▶ RECORDS FOR THE EXERCISE
━━━━━━

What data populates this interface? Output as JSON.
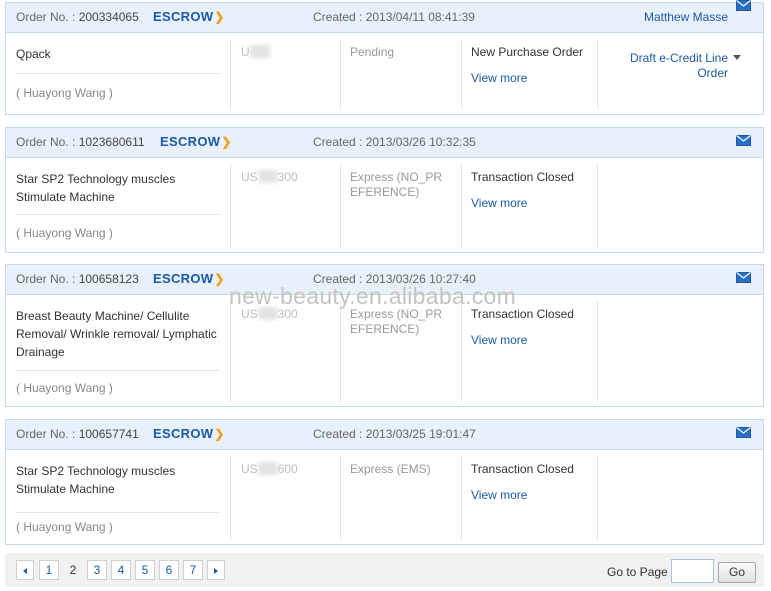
{
  "colors": {
    "link": "#1a5aa8",
    "header_bg": "#e8f1fb",
    "border": "#c8d9ea",
    "escrow_arrow": "#f0a020"
  },
  "order_no_label": "Order No. :",
  "escrow_label": "ESCROW",
  "created_label": "Created :",
  "view_more_label": "View more",
  "orders": [
    {
      "order_no": "200334065",
      "created": "2013/04/11 08:41:39",
      "buyer": "Matthew Masse",
      "product": "Qpack",
      "seller": "( Huayong Wang )",
      "price_prefix": "U",
      "price_suffix": "",
      "shipping": "",
      "status": "Pending",
      "trade_status": "New Purchase Order",
      "action_line1": "Draft e-Credit Line",
      "action_line2": "Order",
      "icon": "mail-icon"
    },
    {
      "order_no": "1023680611",
      "created": "2013/03/26 10:32:35",
      "product": "Star SP2 Technology muscles Stimulate Machine",
      "seller": "( Huayong Wang )",
      "price_prefix": "US",
      "price_suffix": "300",
      "shipping": "Express (NO_PREFERENCE)",
      "trade_status": "Transaction Closed",
      "icon": "mail-icon"
    },
    {
      "order_no": "100658123",
      "created": "2013/03/26 10:27:40",
      "product": "Breast Beauty Machine/ Cellulite Removal/ Wrinkle removal/ Lymphatic Drainage",
      "seller": "( Huayong Wang )",
      "price_prefix": "US",
      "price_suffix": "300",
      "shipping": "Express (NO_PREFERENCE)",
      "trade_status": "Transaction Closed",
      "icon": "mail-icon"
    },
    {
      "order_no": "100657741",
      "created": "2013/03/25 19:01:47",
      "product": "Star SP2 Technology muscles Stimulate Machine",
      "seller": "( Huayong Wang )",
      "price_prefix": "US",
      "price_suffix": "600",
      "shipping": "Express (EMS)",
      "trade_status": "Transaction Closed",
      "icon": "mail-icon"
    }
  ],
  "watermark": "new-beauty.en.alibaba.com",
  "pagination": {
    "pages": [
      "1",
      "2",
      "3",
      "4",
      "5",
      "6",
      "7"
    ],
    "current_page": "2",
    "goto_label": "Go to Page",
    "goto_value": "",
    "go_button": "Go",
    "prev_icon": "chevron-left-icon",
    "next_icon": "chevron-right-icon"
  }
}
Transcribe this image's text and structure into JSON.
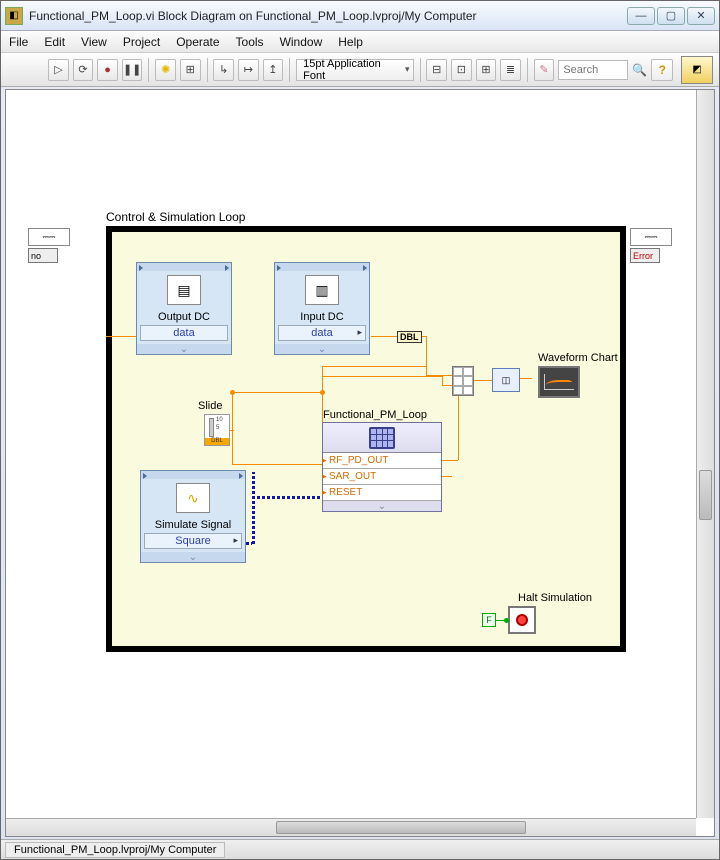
{
  "window": {
    "title": "Functional_PM_Loop.vi Block Diagram on Functional_PM_Loop.lvproj/My Computer"
  },
  "menu": {
    "file": "File",
    "edit": "Edit",
    "view": "View",
    "project": "Project",
    "operate": "Operate",
    "tools": "Tools",
    "window": "Window",
    "help": "Help"
  },
  "toolbar": {
    "font": "15pt Application Font",
    "search_placeholder": "Search"
  },
  "diagram": {
    "loop_label": "Control & Simulation Loop",
    "left_tunnel": "no",
    "right_tunnel": "Error",
    "output_dc": {
      "title": "Output DC",
      "field": "data"
    },
    "input_dc": {
      "title": "Input DC",
      "field": "data"
    },
    "dbl": "DBL",
    "slide": {
      "label": "Slide",
      "t1": "10",
      "t2": "5",
      "unit": "DBL"
    },
    "sim_signal": {
      "title": "Simulate Signal",
      "field": "Square"
    },
    "pm_loop": {
      "label": "Functional_PM_Loop",
      "rows": [
        "RF_PD_OUT",
        "SAR_OUT",
        "RESET"
      ]
    },
    "waveform_chart": "Waveform Chart",
    "halt": "Halt Simulation",
    "fconst": "F"
  },
  "statusbar": {
    "context": "Functional_PM_Loop.lvproj/My Computer"
  }
}
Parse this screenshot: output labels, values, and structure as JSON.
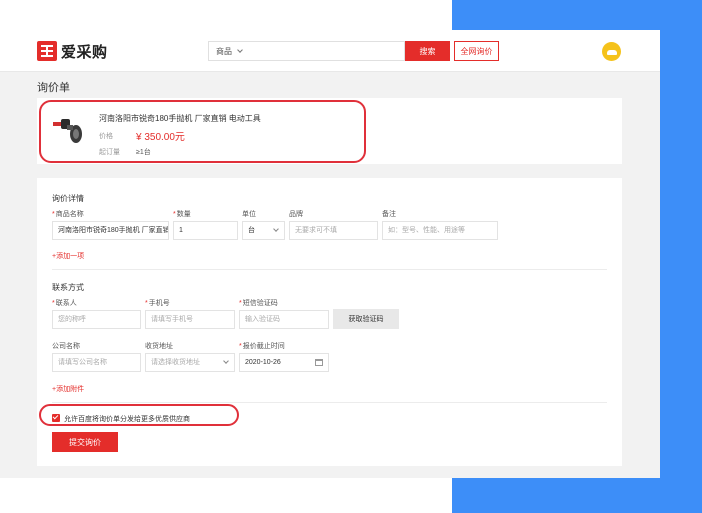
{
  "brand": {
    "name": "爱采购",
    "accent": "#e42d2a",
    "side_panel_color": "#3d8ef8"
  },
  "header": {
    "search_category": "商品",
    "search_placeholder": "",
    "search_button": "搜索",
    "global_inquiry_button": "全网询价",
    "avatar_icon": "user-avatar-icon"
  },
  "page": {
    "title": "询价单"
  },
  "product": {
    "name": "河南洛阳市锐奇180手抛机 厂家直销 电动工具",
    "price_label": "价格",
    "price": "¥ 350.00元",
    "moq_label": "起订量",
    "moq": "≥1台"
  },
  "inquiry": {
    "section_title": "询价详情",
    "labels": {
      "name": "商品名称",
      "qty": "数量",
      "unit": "单位",
      "brand": "品牌",
      "note": "备注"
    },
    "values": {
      "name": "河南洛阳市锐奇180手抛机 厂家直销",
      "qty": "1",
      "unit": "台"
    },
    "placeholders": {
      "brand": "无要求可不填",
      "note": "如：型号、性能、用途等"
    },
    "add_item": "+添加一项"
  },
  "contact": {
    "section_title": "联系方式",
    "labels": {
      "contact": "联系人",
      "phone": "手机号",
      "code": "短信验证码",
      "company": "公司名称",
      "address": "收货地址",
      "deadline": "报价截止时间"
    },
    "placeholders": {
      "contact": "您的称呼",
      "phone": "请填写手机号",
      "code": "输入验证码",
      "company": "请填写公司名称",
      "address": "请选择收货地址"
    },
    "deadline_value": "2020-10-26",
    "get_code_button": "获取验证码",
    "add_attachment": "+添加附件"
  },
  "consent": {
    "checked": true,
    "text": "允许百度将询价单分发给更多优质供应商"
  },
  "submit_button": "提交询价"
}
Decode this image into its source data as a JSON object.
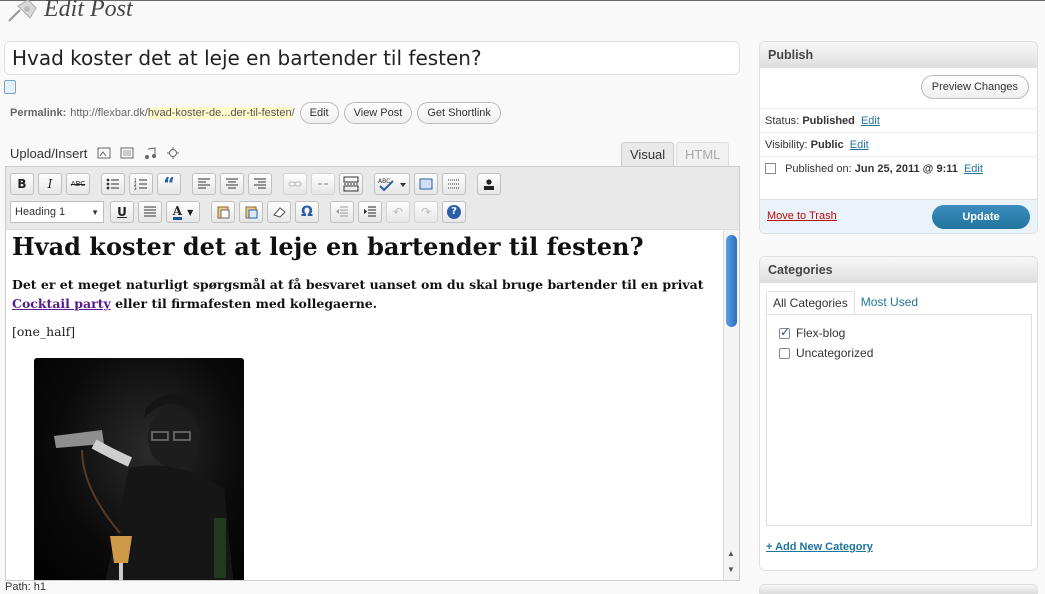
{
  "page": {
    "title": "Edit Post"
  },
  "post": {
    "title": "Hvad koster det at leje en bartender til festen?",
    "permalink_label": "Permalink:",
    "permalink_base": "http://flexbar.dk/",
    "permalink_slug": "hvad-koster-de...der-til-festen",
    "permalink_trail": "/",
    "buttons": {
      "edit": "Edit",
      "view": "View Post",
      "shortlink": "Get Shortlink"
    }
  },
  "media": {
    "label": "Upload/Insert",
    "icons": [
      "image-icon",
      "video-icon",
      "audio-icon",
      "media-icon"
    ]
  },
  "editor_tabs": {
    "visual": "Visual",
    "html": "HTML"
  },
  "toolbar": {
    "bold": "B",
    "italic": "I",
    "strike": "ABC",
    "quote": "“",
    "format_value": "Heading 1",
    "underline": "U",
    "text_color": "A",
    "omega": "Ω",
    "help": "?"
  },
  "content": {
    "heading": "Hvad koster det at leje en bartender til festen?",
    "para_before": "Det er et meget naturligt spørgsmål at få besvaret uanset om du skal bruge bartender til en privat ",
    "para_link": "Cocktail party",
    "para_after": " eller til firmafesten med kollegaerne.",
    "shortcode": "[one_half]",
    "path": "Path: h1"
  },
  "publish": {
    "heading": "Publish",
    "preview": "Preview Changes",
    "status_label": "Status:",
    "status_value": "Published",
    "visibility_label": "Visibility:",
    "visibility_value": "Public",
    "published_label": "Published on:",
    "published_value": "Jun 25, 2011 @ 9:11",
    "edit_link": "Edit",
    "trash": "Move to Trash",
    "update": "Update"
  },
  "categories": {
    "heading": "Categories",
    "tabs": [
      "All Categories",
      "Most Used"
    ],
    "items": [
      {
        "label": "Flex-blog",
        "checked": true
      },
      {
        "label": "Uncategorized",
        "checked": false
      }
    ],
    "add_new": "+ Add New Category"
  },
  "colors": {
    "accent": "#21759b",
    "trash": "#bc0b0b",
    "highlight": "#fffbcc"
  }
}
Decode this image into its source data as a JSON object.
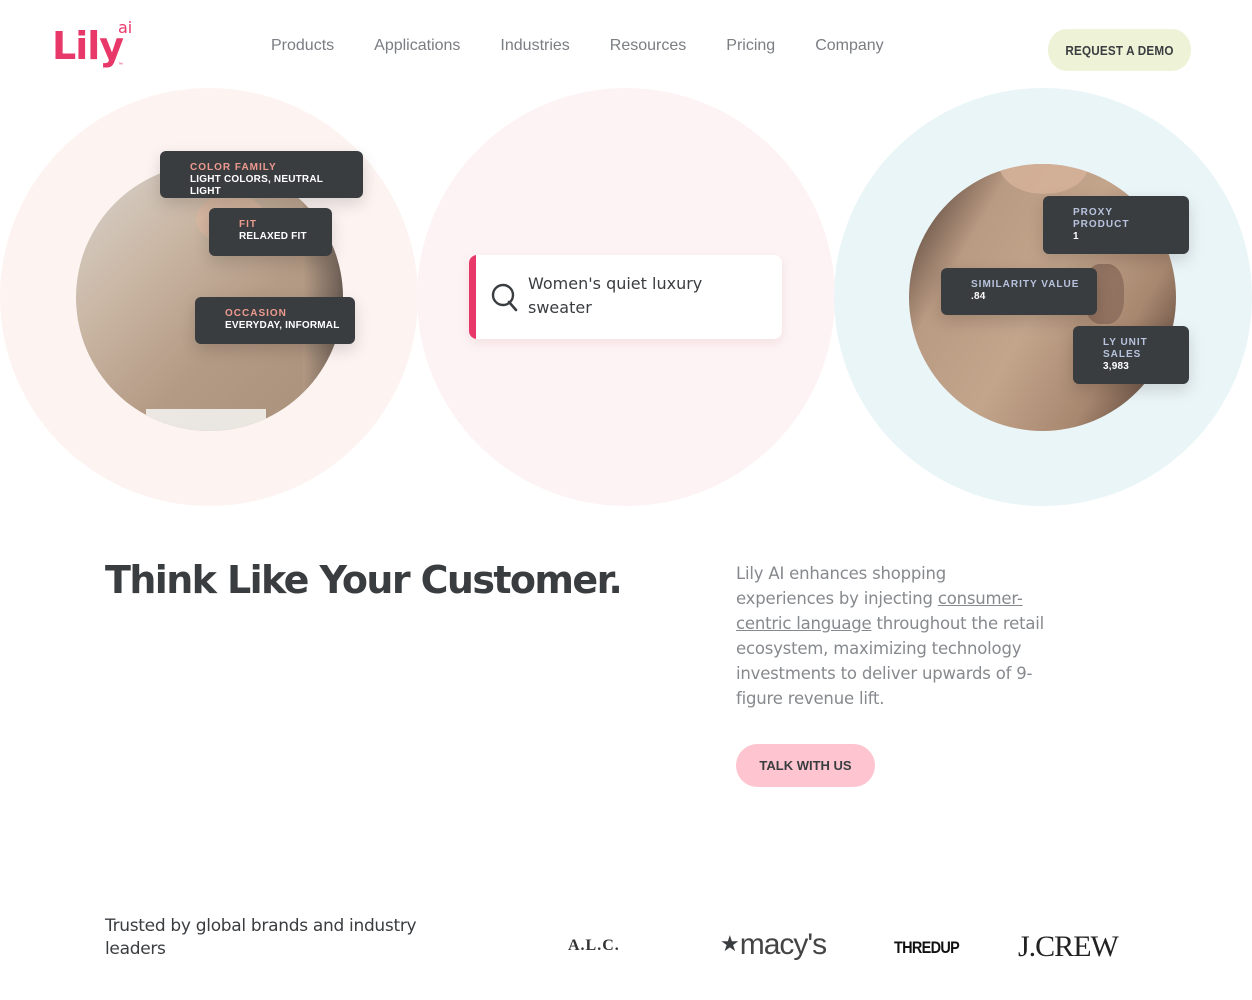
{
  "header": {
    "logo": {
      "main": "Lily",
      "superscript": "ai",
      "tm": "™"
    },
    "nav": [
      {
        "label": "Products"
      },
      {
        "label": "Applications"
      },
      {
        "label": "Industries"
      },
      {
        "label": "Resources"
      },
      {
        "label": "Pricing"
      },
      {
        "label": "Company"
      }
    ],
    "cta_label": "REQUEST A DEMO"
  },
  "hero": {
    "left_tags": [
      {
        "key": "COLOR FAMILY",
        "value": "LIGHT COLORS, NEUTRAL LIGHT"
      },
      {
        "key": "FIT",
        "value": "RELAXED FIT"
      },
      {
        "key": "OCCASION",
        "value": "EVERYDAY, INFORMAL"
      }
    ],
    "search_query": "Women's quiet luxury sweater",
    "right_tags": [
      {
        "key": "PROXY PRODUCT",
        "value": "1"
      },
      {
        "key": "SIMILARITY VALUE",
        "value": ".84"
      },
      {
        "key": "LY UNIT SALES",
        "value": "3,983"
      }
    ],
    "colors": {
      "circle_left": "#fdf4f2",
      "circle_center": "#fdf3f5",
      "circle_right": "#eaf5f8",
      "accent": "#e8386a"
    }
  },
  "intro": {
    "headline": "Think Like Your Customer.",
    "paragraph_before": "Lily AI enhances shopping experiences by injecting ",
    "paragraph_link": "consumer-centric language",
    "paragraph_after": " throughout the retail ecosystem, maximizing technology investments to deliver upwards of 9-figure revenue lift.",
    "cta_label": "TALK WITH US"
  },
  "trusted": {
    "label": "Trusted by global brands and industry leaders",
    "brands": [
      {
        "name": "A.L.C."
      },
      {
        "name": "macy's",
        "icon": "star-icon"
      },
      {
        "name": "THREDUP"
      },
      {
        "name": "J.CREW"
      }
    ]
  }
}
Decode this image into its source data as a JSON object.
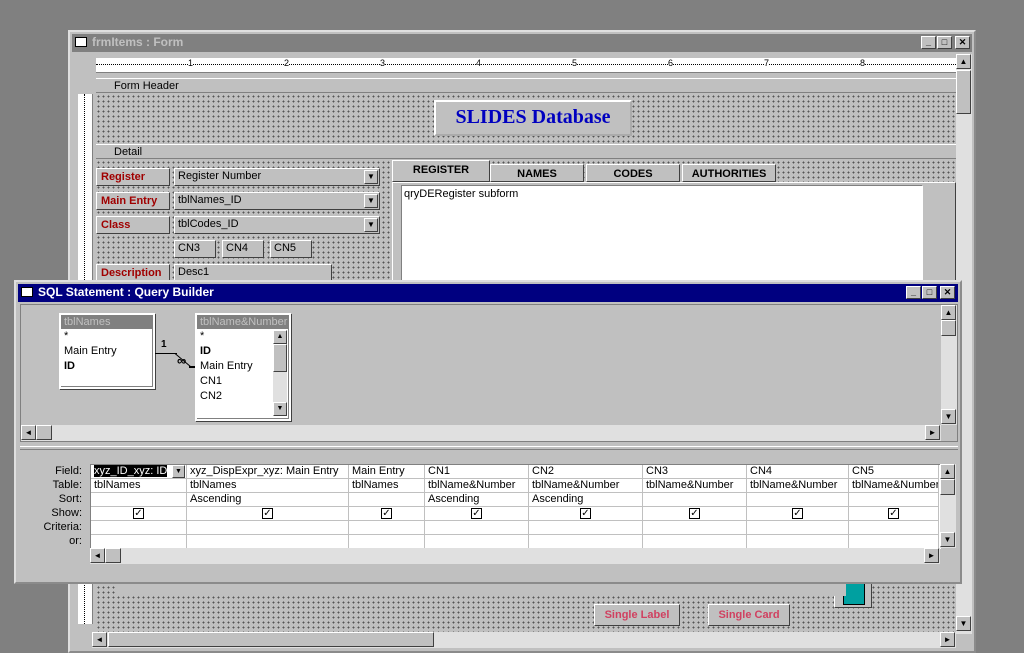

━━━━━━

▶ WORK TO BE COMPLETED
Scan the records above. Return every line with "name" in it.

▶ OUTPUT FOR THIS EXERCISE
    "name": "爱采购",
    "name": "河南洛阳市锐奇180手抛机 厂家直销 电动工具",
      "name": "商品名称",
      "name": "河南洛阳市锐奇180手抛机 厂家直销",
        "name": "A.L.C."
        "name": "macy's",
        "name": "THREDUP"
        "name": "J.CREW"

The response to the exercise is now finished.